Russia’s Crimes in Ukraine: How to Bring the Culprits to Justice? Blog by Anna Adamska-Gallant for

13.06.2023 |

The official statistics say that during the period of the full-scale military invasion of Ukraine, by the Russian Federation, some 90 thousand war crimes and crimes of aggression have been recorded.

Unfortunately, with every new day of the war, their number continues to grow. We also have the first sentences for this category of crimes. Thus, as of mid-March of this year, Ukrainian prosecutors submitted indictments before the court in respect of 105 persons; 29 of them received a sentence. That is, the process has started. Of course, this number could be much higher. Under what conditions?

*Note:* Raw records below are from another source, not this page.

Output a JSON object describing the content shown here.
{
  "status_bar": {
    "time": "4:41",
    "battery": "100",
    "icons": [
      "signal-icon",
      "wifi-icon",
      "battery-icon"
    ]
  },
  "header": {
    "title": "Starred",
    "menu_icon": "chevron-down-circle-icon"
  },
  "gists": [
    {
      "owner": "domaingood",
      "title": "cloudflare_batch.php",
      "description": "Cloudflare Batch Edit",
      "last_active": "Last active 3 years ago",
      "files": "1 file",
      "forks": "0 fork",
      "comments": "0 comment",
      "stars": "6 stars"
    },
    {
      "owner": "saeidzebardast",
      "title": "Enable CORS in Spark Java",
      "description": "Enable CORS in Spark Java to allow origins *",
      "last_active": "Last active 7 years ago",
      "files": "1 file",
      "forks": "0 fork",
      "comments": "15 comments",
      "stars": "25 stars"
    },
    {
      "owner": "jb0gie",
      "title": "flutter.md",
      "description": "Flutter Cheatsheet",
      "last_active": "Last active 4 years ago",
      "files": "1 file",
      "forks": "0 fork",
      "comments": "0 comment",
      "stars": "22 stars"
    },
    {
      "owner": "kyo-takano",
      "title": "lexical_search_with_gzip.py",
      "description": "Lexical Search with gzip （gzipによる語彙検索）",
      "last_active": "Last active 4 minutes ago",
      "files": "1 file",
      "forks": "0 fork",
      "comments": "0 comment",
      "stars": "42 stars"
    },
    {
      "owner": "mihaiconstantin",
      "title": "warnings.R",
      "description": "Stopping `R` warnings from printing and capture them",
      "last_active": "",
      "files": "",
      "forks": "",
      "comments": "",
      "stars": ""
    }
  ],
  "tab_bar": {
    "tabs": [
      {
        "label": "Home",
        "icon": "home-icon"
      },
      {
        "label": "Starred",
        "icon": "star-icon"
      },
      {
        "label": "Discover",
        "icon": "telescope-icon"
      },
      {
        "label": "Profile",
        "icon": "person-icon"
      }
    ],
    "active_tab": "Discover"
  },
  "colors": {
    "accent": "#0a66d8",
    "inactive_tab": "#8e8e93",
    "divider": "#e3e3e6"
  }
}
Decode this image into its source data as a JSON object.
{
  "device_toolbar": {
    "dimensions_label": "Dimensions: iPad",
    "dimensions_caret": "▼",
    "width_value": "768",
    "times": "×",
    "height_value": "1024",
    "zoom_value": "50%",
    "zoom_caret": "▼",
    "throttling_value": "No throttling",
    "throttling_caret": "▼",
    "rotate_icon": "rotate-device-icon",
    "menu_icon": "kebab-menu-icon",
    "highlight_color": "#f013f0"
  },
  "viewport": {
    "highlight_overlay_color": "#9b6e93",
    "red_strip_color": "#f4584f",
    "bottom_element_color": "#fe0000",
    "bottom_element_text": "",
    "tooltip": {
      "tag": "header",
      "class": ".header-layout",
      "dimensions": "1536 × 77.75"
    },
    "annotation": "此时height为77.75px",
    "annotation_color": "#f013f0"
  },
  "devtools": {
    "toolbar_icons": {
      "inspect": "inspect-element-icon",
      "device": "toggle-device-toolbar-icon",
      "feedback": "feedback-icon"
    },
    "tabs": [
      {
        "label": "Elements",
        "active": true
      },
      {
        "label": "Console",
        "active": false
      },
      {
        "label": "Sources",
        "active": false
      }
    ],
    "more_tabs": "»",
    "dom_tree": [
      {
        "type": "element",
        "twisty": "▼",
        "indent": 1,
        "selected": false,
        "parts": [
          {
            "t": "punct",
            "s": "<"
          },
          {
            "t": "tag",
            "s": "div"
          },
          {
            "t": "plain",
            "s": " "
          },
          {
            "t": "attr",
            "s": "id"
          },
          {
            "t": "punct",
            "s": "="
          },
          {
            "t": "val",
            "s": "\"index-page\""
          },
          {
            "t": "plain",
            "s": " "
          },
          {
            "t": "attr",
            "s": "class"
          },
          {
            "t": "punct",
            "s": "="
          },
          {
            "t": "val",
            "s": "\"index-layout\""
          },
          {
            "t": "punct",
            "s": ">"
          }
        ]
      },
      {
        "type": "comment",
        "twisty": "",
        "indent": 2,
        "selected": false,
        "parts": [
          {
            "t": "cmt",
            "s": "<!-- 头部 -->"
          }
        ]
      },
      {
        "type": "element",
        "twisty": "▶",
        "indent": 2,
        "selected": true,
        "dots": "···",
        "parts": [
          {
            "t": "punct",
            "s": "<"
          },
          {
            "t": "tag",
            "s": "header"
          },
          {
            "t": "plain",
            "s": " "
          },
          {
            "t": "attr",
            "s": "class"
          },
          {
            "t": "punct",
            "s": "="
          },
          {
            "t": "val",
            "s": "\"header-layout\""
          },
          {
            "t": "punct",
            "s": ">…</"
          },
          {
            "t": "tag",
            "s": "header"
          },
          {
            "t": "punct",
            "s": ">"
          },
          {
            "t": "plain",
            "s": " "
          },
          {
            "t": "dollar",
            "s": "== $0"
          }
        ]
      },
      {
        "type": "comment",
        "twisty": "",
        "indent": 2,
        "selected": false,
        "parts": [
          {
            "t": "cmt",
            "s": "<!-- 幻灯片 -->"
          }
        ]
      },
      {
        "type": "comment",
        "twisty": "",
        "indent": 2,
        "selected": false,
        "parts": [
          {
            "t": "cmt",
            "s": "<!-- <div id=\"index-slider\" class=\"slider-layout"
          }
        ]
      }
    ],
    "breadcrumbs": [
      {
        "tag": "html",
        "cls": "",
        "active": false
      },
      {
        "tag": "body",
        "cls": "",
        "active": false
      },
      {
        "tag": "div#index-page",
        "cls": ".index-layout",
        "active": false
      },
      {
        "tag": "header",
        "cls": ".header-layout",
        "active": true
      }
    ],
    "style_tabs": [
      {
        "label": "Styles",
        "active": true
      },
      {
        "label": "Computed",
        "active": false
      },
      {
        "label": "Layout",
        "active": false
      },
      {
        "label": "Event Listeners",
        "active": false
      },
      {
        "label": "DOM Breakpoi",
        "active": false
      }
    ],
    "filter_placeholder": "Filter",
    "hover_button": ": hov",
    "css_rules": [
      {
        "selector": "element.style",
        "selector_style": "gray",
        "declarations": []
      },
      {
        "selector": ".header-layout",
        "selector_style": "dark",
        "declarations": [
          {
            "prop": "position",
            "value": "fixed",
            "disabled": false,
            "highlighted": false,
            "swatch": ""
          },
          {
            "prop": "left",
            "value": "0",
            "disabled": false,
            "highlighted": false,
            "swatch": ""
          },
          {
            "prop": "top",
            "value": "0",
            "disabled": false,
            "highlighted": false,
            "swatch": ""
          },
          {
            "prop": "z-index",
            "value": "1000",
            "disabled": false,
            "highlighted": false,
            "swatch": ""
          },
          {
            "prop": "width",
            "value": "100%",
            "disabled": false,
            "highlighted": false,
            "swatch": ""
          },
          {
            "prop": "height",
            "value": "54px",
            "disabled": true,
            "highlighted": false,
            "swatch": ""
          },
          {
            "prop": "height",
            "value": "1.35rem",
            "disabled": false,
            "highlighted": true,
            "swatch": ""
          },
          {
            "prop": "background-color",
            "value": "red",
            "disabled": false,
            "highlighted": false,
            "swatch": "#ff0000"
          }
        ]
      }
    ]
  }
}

One should understand that, given the huge number of war crimes committed in Ukraine, the majority of such cases will be tried at the national level, and only the most high-profile case – against political and military leaders – will be considered before international judicial institutions. In the light of above, Ukraine needs, more than ever, to harmonize its national legislation with international criminal law — main global tool that allows bringing the guilty to justice for committed international crimes. First of all, such harmonization is needed to ensure the admissibility of evidence for effective investigation of such cases, because it is difficult, and in some cases simply impossible in the absence of an appropriate legal basis. It will also help to eliminate numerous shortcomings of Ukrainian criminal legislation, which should be as clear and precise as possible. In addition, the harmonization is also needed for prompt receipt of international legal assistance by Ukraine.

I should remind here that the Constitution of Ukraine (Article 9) says that treaties which are in force, agreed to be binding by the Verkhovna Rada of Ukraine, are part of the national legislation of Ukraine. As of today, Ukraine has not ratified or implemented the Rome Statute of the International Criminal Court yet, although it undertook this obligation when the Association Agreement with the EU was signed (2014). The Rome Statute contains the most comprehensive list of international crimes, and this would help Ukrainian judges and prosecutors when working with relevant cases. At the same time, Ukraine partially recognizes the jurisdiction of the ICC over the Maidan cases (2014) and over crimes against humanity and war crimes committed on its territory (2015).

It is also worth mentioning the draft law on amendments to certain legislative acts of Ukraine on the implementation of norms of international criminal and humanitarian law. This is a powerful document, the rules of which will increase the effectiveness of investigation and trial of relevant cases. Unfortunately, this draft law is currently awaiting the President’s signature.

At the same time, one shall be aware that the path of justice can be long and challenging. No state in the world could be able to fully ensure the investigation of all committed war crimes in the context of an ongoing conflict. No system is ready to handle such a tremendous number of cases. For example, some cases of war crimes committed in the territory of the former Yugoslavia are still being tried by the courts, even though more than two decades have passed since the end of hostilities.

Thus, in addition to the problem of harmonizing national legislation with international criminal law, there are other challenges when considering war crimes cases. First of all, it is a lack of personnel in the judicial system, which currently amounts to about 30%. The competition-based formation of the High Qualification Commission of Judges, with involvement of international experts, being completed, it should start the process of filling the judicial corps. There is also the issue of infrastructure being purposefully destroyed by Russian forces; security when cases are being heard even during air alerts; and a whole host of other issues, including those related to collection of evidence.

Besides, the human factor should be taken into account, because the war continues. It seems that there is not a single Ukrainian citizen who would not suffer from its consequences. Every day we learn about new attacks on peaceful Ukrainian cities and see people dying. Those who administer justice – judges, prosecutors, and investigators, are no exception. Many of them have also lost relatives, property, and were forced to leave their homes.

Ukraine is a democratic state that today defends European values – the ideals of freedom, equality, and the rule of law – at the cost of great sacrifices. They are something that distinguishes your country from the aggressor. In order to maintain high standards of justice, it is necessary to facilitate an impartial and fair trial of war crimes cases, no matter who they concern. This is the challenge to which Ukraine needs to respond properly, ensuring the spread of the presumption of innocence, as well as the right to defense, even for the Russian soldiers.

There is clearly enormous public pressure for swift and severe punishments. Quite often, not only judges, but also lawyers of persons suspected of committing war crimes end up under pressure. They face stigmatization due to the fact that they were assigned to protect the military of the armed forces of the Russian Federation. No doubt, Ukraine will win the war against Russia, so it is extremely important to demonstrate that Ukraine’s judicial system can also provide a fair trial to everyone, rather than “victor’s justice”.

Anna Adamska-Gallant, Lead of the Judiciary Component, EU Project Pravo-Justice in Ukraine, specially for